ICUs and ventilators have been serving no more than 0.5% (blue line) & 0.07% (green line) respectively of COVID-19 cases in d country.
But the cases — both in Kathmandu and at the national level — are growing exponentially, as has already been pointed out. Nationally, the 115K cases as of Oct. 13 is projected to double in about 25 days (see the graph at the very top). In Kathmandu, the 35K cases as of also Oct. 13 are projected to double in about 16 days.
In other words, cases needing ICU beds & ventilators WILL grow by leaps & bounds no doubt. If the hospitals in Kathmandu are already operating in “full capacity”, the health care system will be overwhelmed in little time.
That of course will drive the fatality rate (see red line the graph above), which has NOT exceeded 0.7% (7/1000), up and up!
Apart from exponential growth of cases overburdening the health case system in general, the number of the most vulnerable group (61+) — those more LIKELY to need ICU beds and/or ventilators — grew the most of all the age groups between Aug. 27 and Sept. 26 (see histogram below). The number of 61+ females grew by more then 17-fold! The number of 61+ males grew by almost 3-fold.
I bet that trend has continued and will continue for some time still.
A number of the recent decisions taken by the government — such as allowing businesses to open and lifting the restrictions on public transportation — will only add fuel to the exponentially growing fire of COVID-19 cases around the country. The pandemic is hurling toward Stage 4.
Stage 4 is characterized by “massive number of people start getting infected and the measures to contain the virus or control the number of affected patients seem almost impossible.”
Another indicator that we are on our own, that the government has washed their hands off of their responsibility to take the lead in tackling the pandemic is the disparaging manner they have been talking about the population. Officials have been openly expressing frustration over, blaming, or lamenting on, the population’s inability to make informed decisions (about which could be a whole blog post on its own)!

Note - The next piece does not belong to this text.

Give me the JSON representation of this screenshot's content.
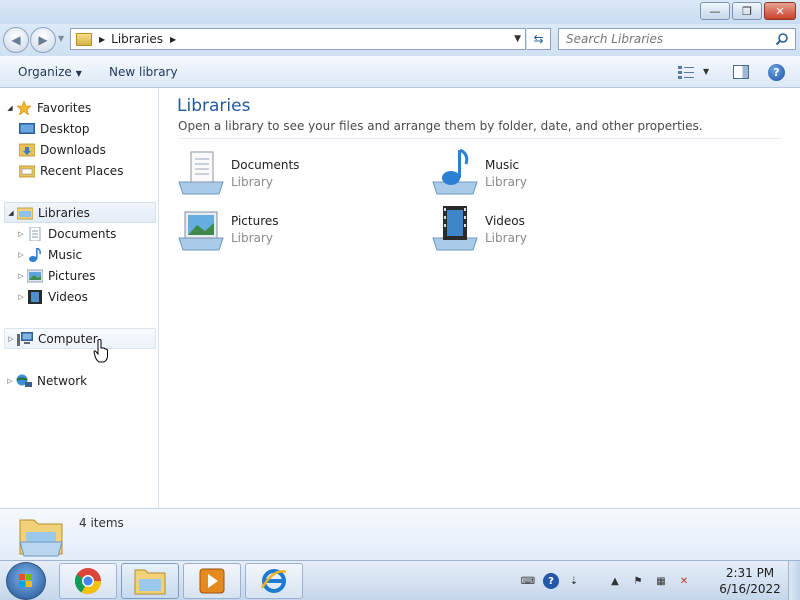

So, now that we have to fight this pandemic pretty much on our own, what can we do?
If Nepalis like you travel to their home village or city from wherever they are during this holiday season — as has always been the norm — many, many of them are likely to spread the virus to others, others in their family and potentially the community if they have already contracted it. If they are NOT a carrier, traveling in compact vehicles, or in vehicles filled to capacity, will increase their chances of being infected, and passing it on.
Want to prevent that? Don’t travel! Simple!! Miss Dassain and Tihar this year and survive, you’ll celebrate others to come in the future. Otherwise, you may end up NEVER celebrating one, or never with your elderly parents who — because you infected them — didn’t survive.

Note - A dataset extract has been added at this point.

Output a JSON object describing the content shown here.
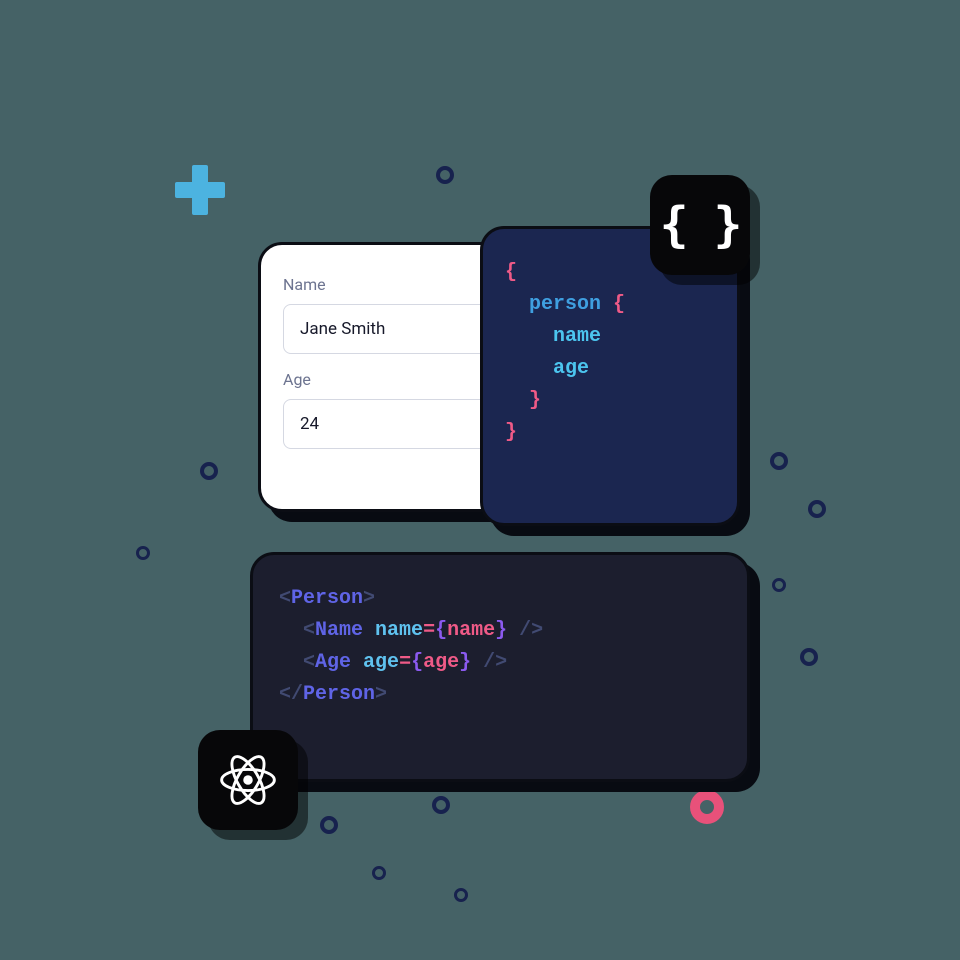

Or if you HAVE TO, if your life depended on it (!), travel in a partially filled vehicle with all the windows opened THE WHOLE TIME!
Apart from not travelling and NOT celebrating this holiday season, what else can you do? Avoid crowds. Wear a mask and wash your hands regularly.
If you can afford it, avail yourself of one of those services where they come and collect your swab at home for a PCR test if you want some — SOME — peace of mind. If you have to see a doctor, have them visit you at your home. PCR test is a good idea also because if you need or want a doctor to visit you at your home, they need proof of a negative result anyway.
And finally, again, if you can afford it, create a isolation unit in your home for anyone needing to isolate or quarantining themselves for whatever reason. Beside, over 50% of all active cases are being told to isolate at home anyway.
I realize that all that might be a little too much but there’s more! With winter approaching, the tendency will be for us to stay cooped up indoors with windows and doors shuttered. Plus, air pollution level also increases in the winter with the prevalent cool temperatures. Not to forget, the cold also makes us prone to flue and similar ailments, all of which will increase our chances of spreading and contracting COVID-19. We will have to be considerably more vigilant this winter.
What do you think?